You Catch More Crackheads With Honey
Folks, yesterday evening, I was walking downtown to a section of Vancouver we call Gastown (which I believe was named after Simon Gas, the inventor of the circular florescent light), and I was walking from Pender St straight along Carrall St. to this part of the city. This quickly brought me to the intersection of Carrall and Hastings St.
Now, a few things might pop into your head at this point in my story. I’m sure of the non-Canadian readers have wondered: how did a Texas boy end up in Canada, let alone Vancouver where “roping a steer” usually means a trip to the Odyssey? …The Odyssey being a bar where TV preachers might visit and intermingle with men under a pseudonym.
The second thing that might pop into your head is, “Dr. Matt, why were you walking and not driving your Toyota Plug-in Hybrid Prius?”
Both of these are great questions, and because a questioning mind is a healthy mind, I won’t ruin your momentum by providing answers.
Anyway, so if you’re not from Vancouver, you might not know about this stretch of Hastings Street. Imagine if, in your house, you placed some bowls of honey that would catch flies.

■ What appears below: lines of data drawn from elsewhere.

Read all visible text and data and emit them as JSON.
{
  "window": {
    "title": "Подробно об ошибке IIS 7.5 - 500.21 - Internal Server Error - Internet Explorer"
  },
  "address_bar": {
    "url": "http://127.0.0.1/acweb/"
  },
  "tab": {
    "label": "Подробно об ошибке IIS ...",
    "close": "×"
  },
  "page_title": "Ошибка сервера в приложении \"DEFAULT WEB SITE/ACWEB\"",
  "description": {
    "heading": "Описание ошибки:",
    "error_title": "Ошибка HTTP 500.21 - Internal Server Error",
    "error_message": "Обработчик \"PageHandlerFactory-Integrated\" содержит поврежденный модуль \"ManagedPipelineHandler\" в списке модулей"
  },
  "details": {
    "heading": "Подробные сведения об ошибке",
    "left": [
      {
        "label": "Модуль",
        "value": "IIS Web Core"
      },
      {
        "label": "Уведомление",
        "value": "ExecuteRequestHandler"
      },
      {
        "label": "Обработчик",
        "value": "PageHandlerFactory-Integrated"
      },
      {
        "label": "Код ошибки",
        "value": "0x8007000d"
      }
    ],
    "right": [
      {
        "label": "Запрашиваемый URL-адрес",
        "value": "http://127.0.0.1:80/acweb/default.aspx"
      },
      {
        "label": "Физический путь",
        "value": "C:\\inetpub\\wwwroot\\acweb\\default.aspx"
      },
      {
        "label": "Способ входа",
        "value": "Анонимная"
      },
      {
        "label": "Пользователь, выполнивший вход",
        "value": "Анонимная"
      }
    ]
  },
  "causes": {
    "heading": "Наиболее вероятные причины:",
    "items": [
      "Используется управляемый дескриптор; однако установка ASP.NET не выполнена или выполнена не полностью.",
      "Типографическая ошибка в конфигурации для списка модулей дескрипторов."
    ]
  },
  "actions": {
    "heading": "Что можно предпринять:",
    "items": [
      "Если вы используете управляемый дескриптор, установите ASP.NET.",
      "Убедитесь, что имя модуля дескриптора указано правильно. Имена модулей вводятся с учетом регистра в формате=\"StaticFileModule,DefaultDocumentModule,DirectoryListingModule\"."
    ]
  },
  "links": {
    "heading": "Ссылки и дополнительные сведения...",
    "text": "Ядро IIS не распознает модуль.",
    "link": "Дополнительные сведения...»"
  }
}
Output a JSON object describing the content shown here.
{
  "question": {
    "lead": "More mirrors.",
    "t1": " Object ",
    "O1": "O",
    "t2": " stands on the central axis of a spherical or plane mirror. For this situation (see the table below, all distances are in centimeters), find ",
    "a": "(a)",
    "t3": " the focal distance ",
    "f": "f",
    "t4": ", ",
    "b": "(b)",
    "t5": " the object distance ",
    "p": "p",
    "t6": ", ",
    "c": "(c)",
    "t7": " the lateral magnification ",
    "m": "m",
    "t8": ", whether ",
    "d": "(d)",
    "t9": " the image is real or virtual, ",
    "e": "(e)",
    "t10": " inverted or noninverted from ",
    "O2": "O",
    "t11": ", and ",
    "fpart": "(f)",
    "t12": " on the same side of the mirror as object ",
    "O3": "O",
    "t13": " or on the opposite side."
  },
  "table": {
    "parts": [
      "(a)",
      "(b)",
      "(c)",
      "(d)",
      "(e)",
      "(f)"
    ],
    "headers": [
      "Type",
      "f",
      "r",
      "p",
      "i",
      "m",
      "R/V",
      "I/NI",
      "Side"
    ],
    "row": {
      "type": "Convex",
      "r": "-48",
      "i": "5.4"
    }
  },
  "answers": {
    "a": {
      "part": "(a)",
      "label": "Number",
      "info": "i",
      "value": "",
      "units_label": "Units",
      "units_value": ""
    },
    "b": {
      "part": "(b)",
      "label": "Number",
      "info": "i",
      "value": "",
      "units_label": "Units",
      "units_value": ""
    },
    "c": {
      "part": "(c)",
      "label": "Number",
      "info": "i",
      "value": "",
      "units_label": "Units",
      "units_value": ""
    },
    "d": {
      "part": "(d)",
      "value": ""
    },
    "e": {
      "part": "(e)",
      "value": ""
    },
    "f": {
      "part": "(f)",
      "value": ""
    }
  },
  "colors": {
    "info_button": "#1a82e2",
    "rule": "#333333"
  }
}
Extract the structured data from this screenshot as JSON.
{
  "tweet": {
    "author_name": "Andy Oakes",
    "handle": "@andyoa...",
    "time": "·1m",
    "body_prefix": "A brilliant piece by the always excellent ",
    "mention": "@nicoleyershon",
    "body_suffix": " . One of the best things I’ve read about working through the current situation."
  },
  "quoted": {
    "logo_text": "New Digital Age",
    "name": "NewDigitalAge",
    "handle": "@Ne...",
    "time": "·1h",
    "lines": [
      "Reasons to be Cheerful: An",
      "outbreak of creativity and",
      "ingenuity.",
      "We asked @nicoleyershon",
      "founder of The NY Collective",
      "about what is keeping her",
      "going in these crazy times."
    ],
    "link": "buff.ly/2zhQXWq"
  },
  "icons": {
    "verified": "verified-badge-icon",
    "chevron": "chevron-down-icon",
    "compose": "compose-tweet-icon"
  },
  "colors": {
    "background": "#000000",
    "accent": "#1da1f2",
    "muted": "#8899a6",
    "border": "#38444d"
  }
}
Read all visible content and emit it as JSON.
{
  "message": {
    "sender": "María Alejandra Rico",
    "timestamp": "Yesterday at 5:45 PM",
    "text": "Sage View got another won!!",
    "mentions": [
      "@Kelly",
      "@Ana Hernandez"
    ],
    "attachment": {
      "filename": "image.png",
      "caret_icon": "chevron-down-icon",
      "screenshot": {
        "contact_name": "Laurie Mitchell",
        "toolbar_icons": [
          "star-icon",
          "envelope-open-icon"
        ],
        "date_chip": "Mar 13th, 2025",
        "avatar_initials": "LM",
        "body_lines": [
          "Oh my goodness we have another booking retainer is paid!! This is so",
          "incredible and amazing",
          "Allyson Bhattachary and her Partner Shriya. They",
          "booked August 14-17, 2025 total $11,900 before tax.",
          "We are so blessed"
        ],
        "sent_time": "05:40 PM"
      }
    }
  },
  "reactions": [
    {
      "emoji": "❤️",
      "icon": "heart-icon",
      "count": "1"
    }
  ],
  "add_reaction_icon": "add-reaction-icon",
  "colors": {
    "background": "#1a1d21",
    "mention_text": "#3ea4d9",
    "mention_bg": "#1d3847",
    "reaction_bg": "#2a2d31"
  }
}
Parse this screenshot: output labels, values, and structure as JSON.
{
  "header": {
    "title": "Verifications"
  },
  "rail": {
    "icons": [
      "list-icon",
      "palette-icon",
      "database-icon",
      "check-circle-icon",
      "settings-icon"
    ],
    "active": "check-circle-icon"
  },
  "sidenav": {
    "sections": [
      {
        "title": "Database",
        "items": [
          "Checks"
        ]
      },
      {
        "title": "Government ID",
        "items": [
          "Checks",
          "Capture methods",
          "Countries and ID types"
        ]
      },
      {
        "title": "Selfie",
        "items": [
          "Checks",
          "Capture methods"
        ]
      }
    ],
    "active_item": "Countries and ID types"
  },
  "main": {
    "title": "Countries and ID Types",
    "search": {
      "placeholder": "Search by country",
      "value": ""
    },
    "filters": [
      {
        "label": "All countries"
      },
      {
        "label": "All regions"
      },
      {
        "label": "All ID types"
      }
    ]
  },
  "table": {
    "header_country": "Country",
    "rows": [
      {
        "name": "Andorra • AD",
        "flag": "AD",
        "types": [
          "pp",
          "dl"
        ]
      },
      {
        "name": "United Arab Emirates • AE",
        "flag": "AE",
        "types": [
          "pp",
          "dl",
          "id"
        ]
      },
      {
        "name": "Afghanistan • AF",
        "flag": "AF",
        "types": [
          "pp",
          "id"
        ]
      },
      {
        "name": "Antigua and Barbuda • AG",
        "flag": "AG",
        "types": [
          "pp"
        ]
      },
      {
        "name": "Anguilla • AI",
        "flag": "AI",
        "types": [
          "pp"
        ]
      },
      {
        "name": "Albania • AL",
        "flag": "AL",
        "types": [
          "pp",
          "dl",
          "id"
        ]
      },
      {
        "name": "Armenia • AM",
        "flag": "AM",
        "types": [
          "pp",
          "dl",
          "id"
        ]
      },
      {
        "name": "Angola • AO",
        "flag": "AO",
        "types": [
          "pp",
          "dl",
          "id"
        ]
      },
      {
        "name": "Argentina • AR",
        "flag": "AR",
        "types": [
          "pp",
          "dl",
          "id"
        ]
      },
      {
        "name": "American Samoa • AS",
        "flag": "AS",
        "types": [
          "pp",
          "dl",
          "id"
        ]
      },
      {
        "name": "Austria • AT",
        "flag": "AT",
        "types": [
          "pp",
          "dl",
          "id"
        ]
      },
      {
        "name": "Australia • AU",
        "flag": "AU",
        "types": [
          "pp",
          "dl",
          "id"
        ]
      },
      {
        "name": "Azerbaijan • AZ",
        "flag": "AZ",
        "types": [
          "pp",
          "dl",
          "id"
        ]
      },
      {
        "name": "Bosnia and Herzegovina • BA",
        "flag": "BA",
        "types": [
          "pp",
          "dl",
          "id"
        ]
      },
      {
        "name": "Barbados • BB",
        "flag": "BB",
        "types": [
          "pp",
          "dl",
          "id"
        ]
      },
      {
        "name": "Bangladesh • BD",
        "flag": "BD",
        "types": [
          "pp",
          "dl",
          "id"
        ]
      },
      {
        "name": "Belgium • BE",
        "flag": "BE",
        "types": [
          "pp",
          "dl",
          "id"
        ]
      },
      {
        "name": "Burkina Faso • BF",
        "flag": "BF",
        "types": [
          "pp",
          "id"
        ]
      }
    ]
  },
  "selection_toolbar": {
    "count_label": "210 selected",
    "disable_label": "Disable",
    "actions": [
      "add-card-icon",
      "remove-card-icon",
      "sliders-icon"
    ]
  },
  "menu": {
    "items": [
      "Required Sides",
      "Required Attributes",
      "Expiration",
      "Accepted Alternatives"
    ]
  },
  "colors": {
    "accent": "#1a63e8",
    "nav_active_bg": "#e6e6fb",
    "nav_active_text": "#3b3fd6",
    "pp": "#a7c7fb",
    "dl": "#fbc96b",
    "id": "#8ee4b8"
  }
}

Now imagine that the honey is crack and the flies are people and the bowls are East Hastings Street. What’s bizarre is that the flies often don’t really even venture one block away from the honey. I walked through Hastings, through the honey, and let me tell you, it was pretty damn sticky. But, a block later, no honey or flies. So the streets basically go in quick succession of nice / God awful / nice. You can even imagine crossing each block in the order of smells that emerge in each location. Chinese bakeries / cattle barn / steak and prawns.
“Dr. Matt, please, that sounds gross,” you’re saying. Well, obviously you’re not a fan of steak and prawns, but let me tell you, Gastown has some wonderful locations for that.
But, putting that aside, I had to wonder: what is it about this street, this place? Who put all this honey here? And why only here? Oh, sure, there’s other not too great locations, but I can think of no other place in Vancouver with such a concentration of stickiness. How do such locations emerge? I wondered. How do they continue to exist? It’s not like moving farther and farther from affluent places. The affluence is directly juxtaposed with the poverty.
You’re probably saying, “Dr. Matt, you’re making far too many judgements. And, also, I notice, not a lot of answers in this internet tube message.” Perhaps. Maybe. Things like this baffle me, and why not? There’s something so arbitrary about it. A street, not even really a globular area, but a thin strip of the downtrodden, like a river of oil streaming from an oil tanker, somehow prevented from widening by some unseen ocean current. The only reason I can find for it currently existing is that it exists because it has existed. Do the original reasons for its creation even exist anymore? Or has it become a perpetual motion machine? Why do these conditions persist?
Last night, it remained in my mind for a little while until something took my mind off it, which was, of course, the delicious ahi tuna at the Chill Winston. Have you had it? Absolutely delectable. And the risotto? Forget it. I mean, who knew that one could classify risotto as five-star? Put that with a glass of red wine and I’m telling you, you will be set.
So, in conclusion, if you’re ever in Gastown, definitely you should check out Chill Winston. It’s a great place to meet and hang out with people, and even the way they lay out their bathrooms is unique and kind of fun.
It seems like there was something else I was going to mention but I can’t remember what… Oh, well.
Just My Thoughts,
*Dr. Matt is not a real doctor.